Read When: You want to be swept away to a romantic city, and don't forget to pour yourself a glass of wine before you start this.

Friday, January 3, 2014

This is What Happy Looks Like

This is What Happy Looks Like by Jennifer E. Smith
Publication Date: April 2, 2013
Publisher: Headline
Pages: 416
Keywords: summer, celebrities, romance
Format Read: library book

When teenage movie star Graham Larkin accidentally sends small town girl Ellie O'Neill an email about his pet pig, the two seventeen-year-olds strike up a witty and unforgettable correspondence, discussing everything under the sun, except for their names or backgrounds. 

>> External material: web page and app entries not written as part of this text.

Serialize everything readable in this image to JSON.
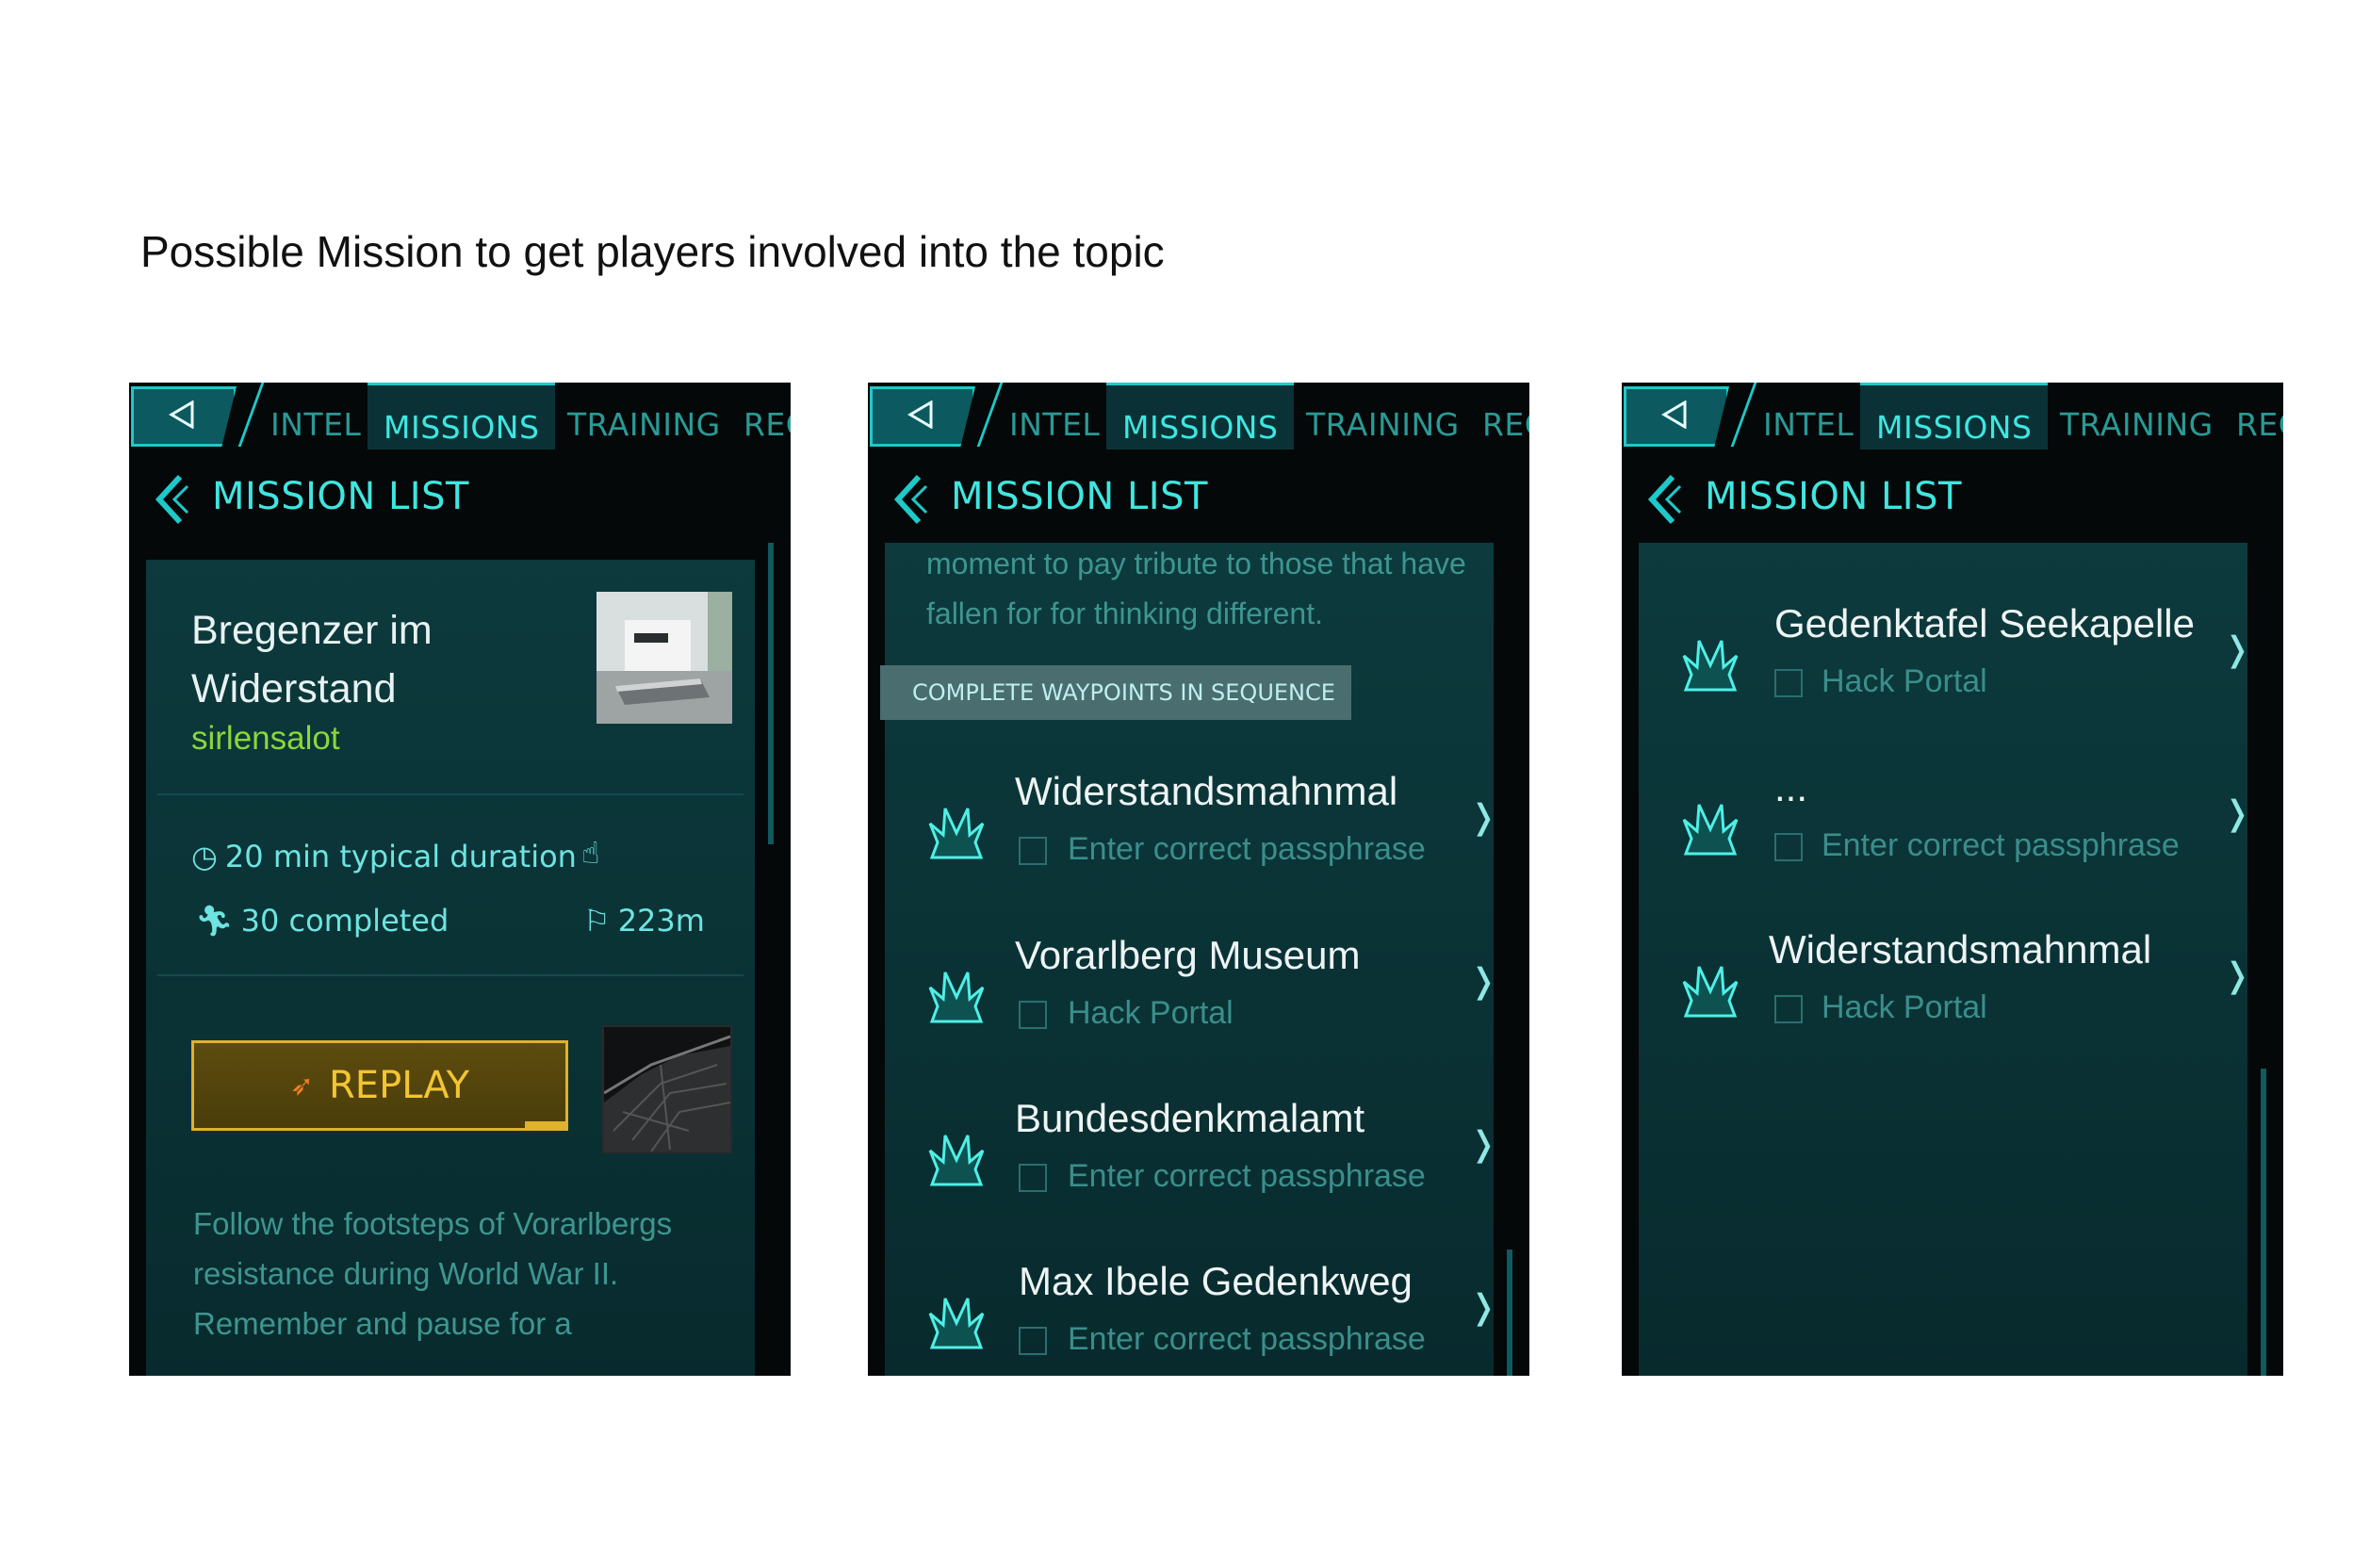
{
  "page_title": "Possible Mission to get players involved into the topic",
  "tabs": {
    "intel": "INTEL",
    "missions": "MISSIONS",
    "training": "TRAINING",
    "rec": "REC"
  },
  "header_title": "MISSION LIST",
  "colors": {
    "accent": "#3fe6e0",
    "author": "#8cd63a",
    "replay": "#f3c532",
    "panel": "#0a3134"
  },
  "phone1": {
    "mission_title": "Bregenzer im Widerstand",
    "author": "sirlensalot",
    "duration": "20 min typical duration",
    "completed": "30 completed",
    "distance": "223m",
    "replay_label": "REPLAY",
    "description": "Follow the footsteps of Vorarlbergs resistance during World War II. Remember and pause for a"
  },
  "phone2": {
    "intro": "moment to pay tribute to those that have fallen for for thinking different.",
    "sequence_banner": "COMPLETE WAYPOINTS IN SEQUENCE",
    "waypoints": [
      {
        "name": "Widerstandsmahnmal",
        "task": "Enter correct passphrase"
      },
      {
        "name": "Vorarlberg Museum",
        "task": "Hack Portal"
      },
      {
        "name": "Bundesdenkmalamt",
        "task": "Enter correct passphrase"
      },
      {
        "name": "Max Ibele Gedenkweg",
        "task": "Enter correct passphrase"
      }
    ]
  },
  "phone3": {
    "waypoints": [
      {
        "name": "Gedenktafel Seekapelle",
        "task": "Hack Portal"
      },
      {
        "name": "...",
        "task": "Enter correct passphrase"
      },
      {
        "name": "Widerstandsmahnmal",
        "task": "Hack Portal"
      }
    ]
  },
  "icons": {
    "back": "back-arrow-icon",
    "chevron": "chevron-left-icon",
    "waypoint": "portal-icon",
    "clock": "clock-icon",
    "runner": "runner-icon",
    "flag": "flag-icon",
    "thumbs": "thumbs-up-icon",
    "replay": "replay-icon",
    "arrow": "chevron-right-icon"
  }
}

Then Graham finds out that Ellie's Maine hometown is the perfect location for his latest film, and he decides to take their relationship from online to in-person. But can a star as famous as Graham really start a relationship with an ordinary girl like Ellie? And why does Ellie want to avoid the media's spotlight at all costs?

Initially I was drawn to this book because of the cover and because I'd heard so many things about Smith's books, I grabbed it from the shelf at the library.

And it was cute. But I'm finding that's really all I thought it was. I wasn't bored by it, and I was interested in the characters, but they didn't really seem to have anything to them other than the fact that they were two people who weren't supposed to meet but did. I didn't see who Ellie and Graham were apart from one another, and they didn't seem to know who they themselves were apart from each other, which was kind of disappointing.

There was a whole second side plot that could have been really interesting as well, and I found myself wishing Ellie would go for that rather than pursue this thing with Graham. I wanted her to discover more about her family and learn to grow and be her own person rather than feel so hopelessly united to this celebrity boy she had just met.

It was cute. It wasn't realistic, but it was cute, and I was okay with that. It kept me reading, and I liked it in general, and I definitely think it's a poolside summer read.

Read When: You need a cute, lighthearted romance that you know will absolutely defy all odds and be happy in the end.